- **SUPPLIED MATERIAL**
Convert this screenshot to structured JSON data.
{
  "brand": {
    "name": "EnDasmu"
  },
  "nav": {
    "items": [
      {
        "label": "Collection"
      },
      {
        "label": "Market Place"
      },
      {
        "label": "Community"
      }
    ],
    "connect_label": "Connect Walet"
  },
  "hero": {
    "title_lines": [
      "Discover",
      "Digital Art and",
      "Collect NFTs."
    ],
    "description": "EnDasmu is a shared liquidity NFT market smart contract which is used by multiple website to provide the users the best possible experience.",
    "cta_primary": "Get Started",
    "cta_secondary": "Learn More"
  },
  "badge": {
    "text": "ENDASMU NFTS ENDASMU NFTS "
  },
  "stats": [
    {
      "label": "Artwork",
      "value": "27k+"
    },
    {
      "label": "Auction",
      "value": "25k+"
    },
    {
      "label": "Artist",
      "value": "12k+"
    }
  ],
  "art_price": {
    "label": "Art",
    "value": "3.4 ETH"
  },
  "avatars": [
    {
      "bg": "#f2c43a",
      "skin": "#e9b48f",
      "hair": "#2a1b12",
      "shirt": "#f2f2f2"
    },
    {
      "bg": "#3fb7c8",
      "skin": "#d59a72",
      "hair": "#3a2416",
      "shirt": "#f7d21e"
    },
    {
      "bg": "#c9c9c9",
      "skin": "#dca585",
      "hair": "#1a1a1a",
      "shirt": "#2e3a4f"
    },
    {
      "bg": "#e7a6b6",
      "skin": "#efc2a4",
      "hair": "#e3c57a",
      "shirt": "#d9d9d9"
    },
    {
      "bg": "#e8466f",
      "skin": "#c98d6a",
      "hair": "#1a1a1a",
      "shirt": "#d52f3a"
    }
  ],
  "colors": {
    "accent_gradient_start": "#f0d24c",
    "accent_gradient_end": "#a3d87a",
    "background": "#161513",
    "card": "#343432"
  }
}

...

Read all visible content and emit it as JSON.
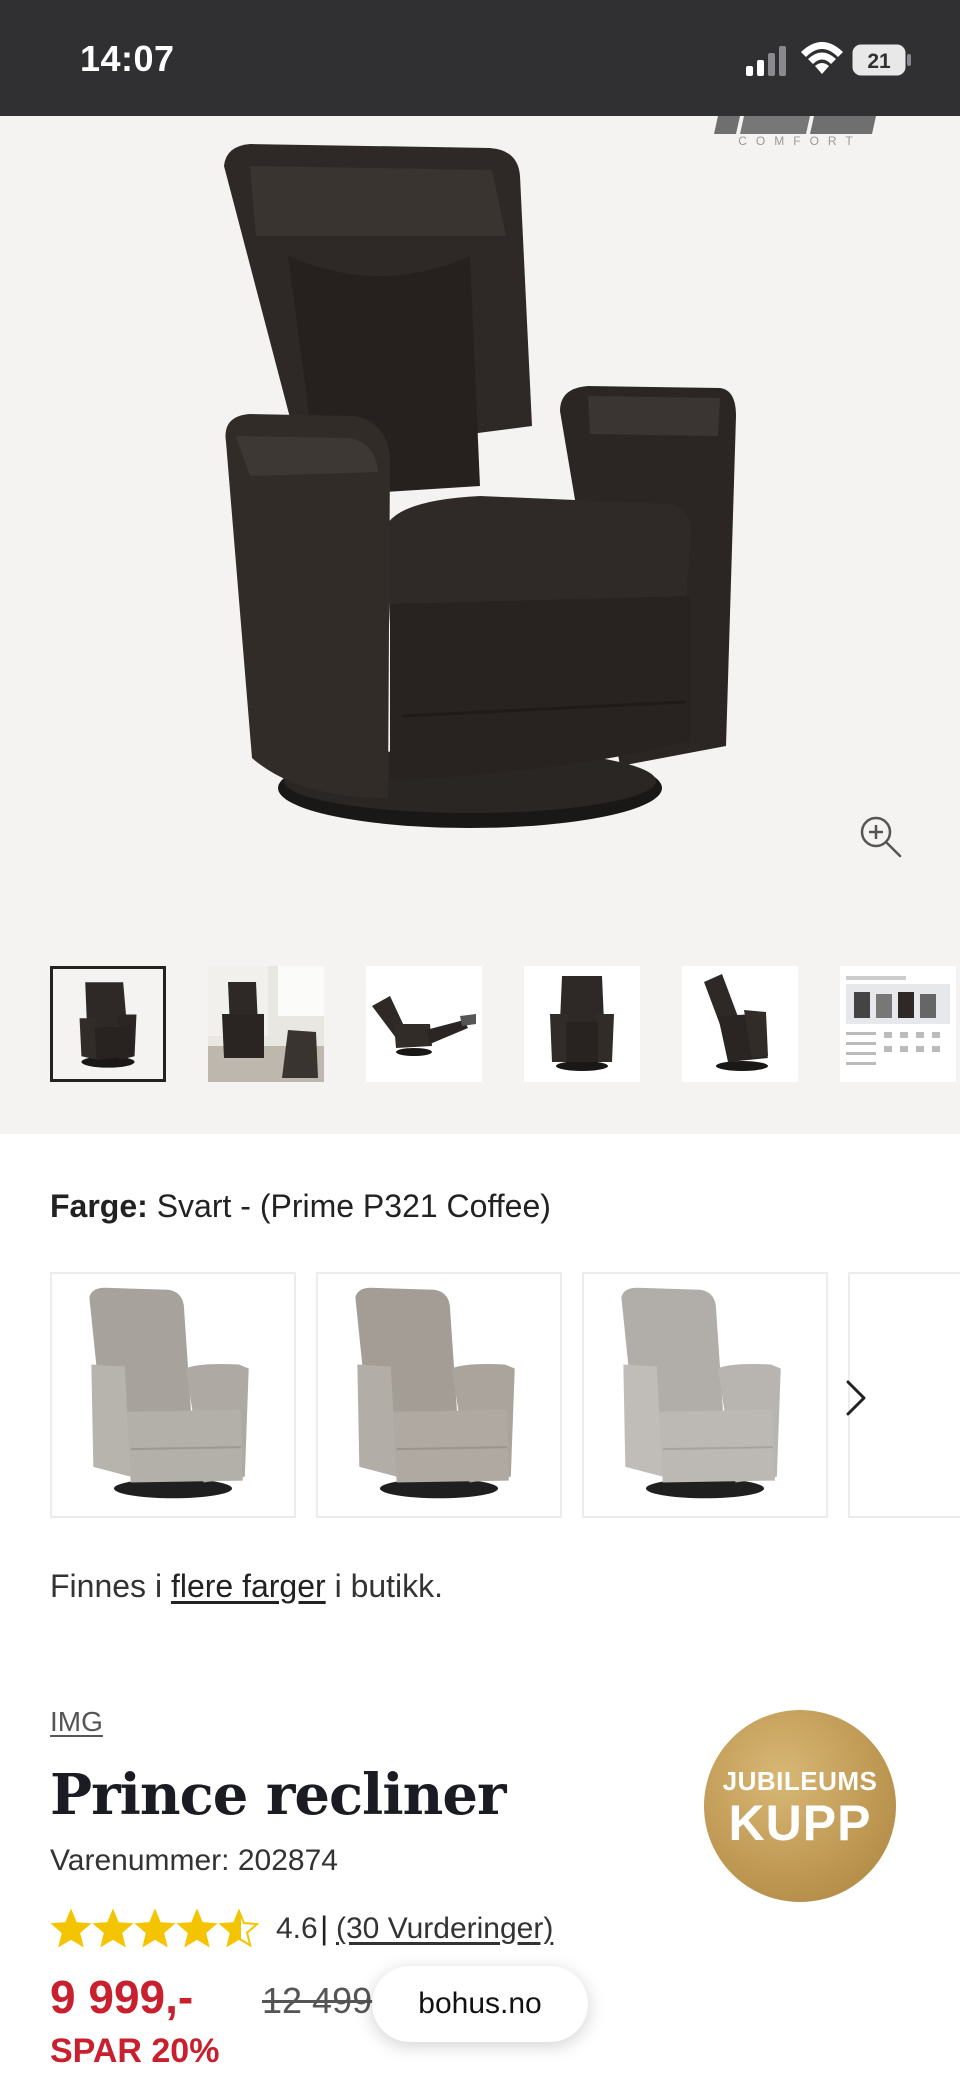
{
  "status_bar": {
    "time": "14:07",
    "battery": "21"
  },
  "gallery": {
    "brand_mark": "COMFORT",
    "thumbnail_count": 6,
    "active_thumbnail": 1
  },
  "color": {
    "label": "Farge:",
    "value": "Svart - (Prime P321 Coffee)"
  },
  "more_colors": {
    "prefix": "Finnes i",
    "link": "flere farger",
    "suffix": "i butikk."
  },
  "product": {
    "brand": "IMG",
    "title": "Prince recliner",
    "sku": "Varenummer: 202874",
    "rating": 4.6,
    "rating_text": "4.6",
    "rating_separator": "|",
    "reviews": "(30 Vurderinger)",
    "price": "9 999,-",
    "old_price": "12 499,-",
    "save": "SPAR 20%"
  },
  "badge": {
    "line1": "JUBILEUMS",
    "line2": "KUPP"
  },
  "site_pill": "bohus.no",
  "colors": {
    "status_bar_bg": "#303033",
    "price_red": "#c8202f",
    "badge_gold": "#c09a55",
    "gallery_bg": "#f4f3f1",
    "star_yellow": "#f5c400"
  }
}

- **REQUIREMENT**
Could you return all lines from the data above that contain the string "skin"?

- **OUTPUT**
      "skin": "#e9b48f",
      "skin": "#d59a72",
      "skin": "#dca585",
      "skin": "#efc2a4",
      "skin": "#c98d6a",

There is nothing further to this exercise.